‘Sleepless In Seattle’ (Director, Writer) (1993)
Ms. Ephron's second effort at directing after 1992's ‘This Is My Life’ reunited Tom Hanks and Meg Ryan from the cult comedy ‘Joe Versus the Volcano’. The plot is a little on the dreamy side and revolves around Sam Baldwin (Hanks), a widowed Chicago architect. He is somehow persuaded by his young son, Jonah, to go on air on the radio to talk about how much he misses Maggie, whom he lost to cancer.
Women all over the country are touched and start writing to Sam. Annie Reed (Ryan), is a Baltimore Sun reporter who is engaged to Walter (Bill Pullman) but feels there is something missing in their relationship. She writes a letter to Sam on impulse, suggesting they meet on top of the Empire State Building on Valentine's Day. She doesn't mail it, but her editor Becky does, sending Annie to Seattle on assignment to do a story on the radio show.
The story then revolves around them not meeting before they eventually and quite predictably meet. Much of the movie is inspired by ‘An Affair to Remember’, a movie starring Cary Grant. References to it are everywhere, from the use of its theme song and clips and it being a security guard's wife's favourite movie to Tom Hanks' character commenting on it.
The movie largely rests on the shoulders of the two very likable leads, who share a wonderful chemistry together. The two of them would reunite again in...
‘You've Got Mail’ (Director, Writer, Producer) (1998)
Just like ‘Sleepless In Seattle’, ‘You've Got Mail’ is also inspired by another film. In this case, it's the 1940 film by Ernst Lubitsch, ‘The Shop Around the Corner’.
Updated to the modern age with email, the film essentially remains the same conceptually; two people corresponding and falling in love through e-mail without realizing that they can't stand each other in real life.
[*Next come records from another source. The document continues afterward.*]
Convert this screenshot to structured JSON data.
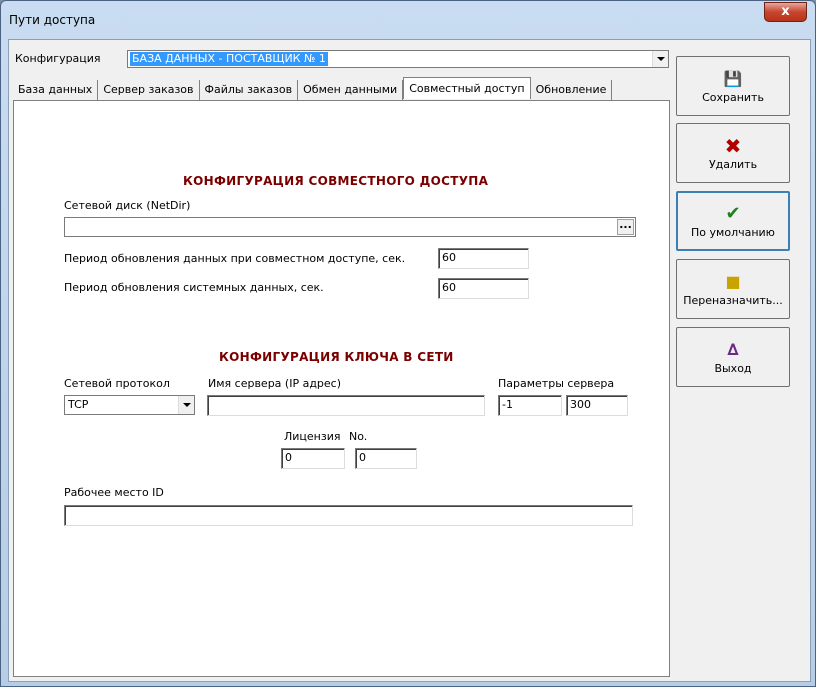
{
  "window": {
    "title": "Пути доступа",
    "close_label": "x"
  },
  "config": {
    "label": "Конфигурация",
    "value": "БАЗА ДАННЫХ - ПОСТАВЩИК № 1"
  },
  "tabs": [
    {
      "label": "База данных"
    },
    {
      "label": "Сервер заказов"
    },
    {
      "label": "Файлы заказов"
    },
    {
      "label": "Обмен данными"
    },
    {
      "label": "Совместный доступ"
    },
    {
      "label": "Обновление"
    }
  ],
  "shared": {
    "heading": "КОНФИГУРАЦИЯ СОВМЕСТНОГО ДОСТУПА",
    "netdir_label": "Сетевой диск (NetDir)",
    "netdir_value": "",
    "browse_label": "...",
    "period_data_label": "Период обновления данных при совместном доступе, сек.",
    "period_data_value": "60",
    "period_sys_label": "Период обновления системных данных, сек.",
    "period_sys_value": "60"
  },
  "key": {
    "heading": "КОНФИГУРАЦИЯ КЛЮЧА В СЕТИ",
    "protocol_label": "Сетевой протокол",
    "protocol_value": "TCP",
    "server_label": "Имя сервера (IP адрес)",
    "server_value": "",
    "params_label": "Параметры сервера",
    "param1_value": "-1",
    "param2_value": "300",
    "license_label": "Лицензия",
    "no_label": "No.",
    "license_value": "0",
    "no_value": "0",
    "workplace_label": "Рабочее место ID",
    "workplace_value": ""
  },
  "buttons": {
    "save": {
      "label": "Сохранить",
      "icon": "floppy-disk-icon"
    },
    "delete": {
      "label": "Удалить",
      "icon": "red-x-icon"
    },
    "default": {
      "label": "По умолчанию",
      "icon": "green-check-icon"
    },
    "reassign": {
      "label": "Переназначить...",
      "icon": "folder-icon"
    },
    "exit": {
      "label": "Выход",
      "icon": "door-exit-icon"
    }
  },
  "colors": {
    "heading": "#7a0000",
    "selection": "#3399ff",
    "close": "#c7452f"
  }
}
Hanks plays Joe Fox, owner of Fox Books, a mega-chain book store while Meg Ryan is his indie counterpart, the owner of the book shop her mom used to run, “The Shop Around The Corner.” The movie is also Ephron's love letter to the Upper West Side of New York, showcasing the tightly knit community the area is renowned for.
An enjoyable movie that (once again) works so well because of the leads and also of the simple but charming concept, the film also features Nora Ephron boldly embracing the use of technology as a subject in a rom-com, something she would do again in...
‘Julie & Julia’ (Director, Writer, Producer) (2009)
Starring Meryl Streep as celebrity TV chef Julia Child, this culinary dramedy juxtaposes the life of Child during the early stages of her culinary career during the 1950s with the life of ordinary New Yorker Julie Powell (Amy Adams) in 2002.
Struggling writer Julie has a pretty crappy job answering phone calls, so she decides to do something she thoroughly enjoys and challenges herself to cook every recipe in the Child’s book ‘Mastering the Art of French Cooking’ within a year.
That's 524 recipes in 365 days; so she starts documenting her progress on her blog, “The Julie/Julia Project”, which would eventually get published in the form of two books.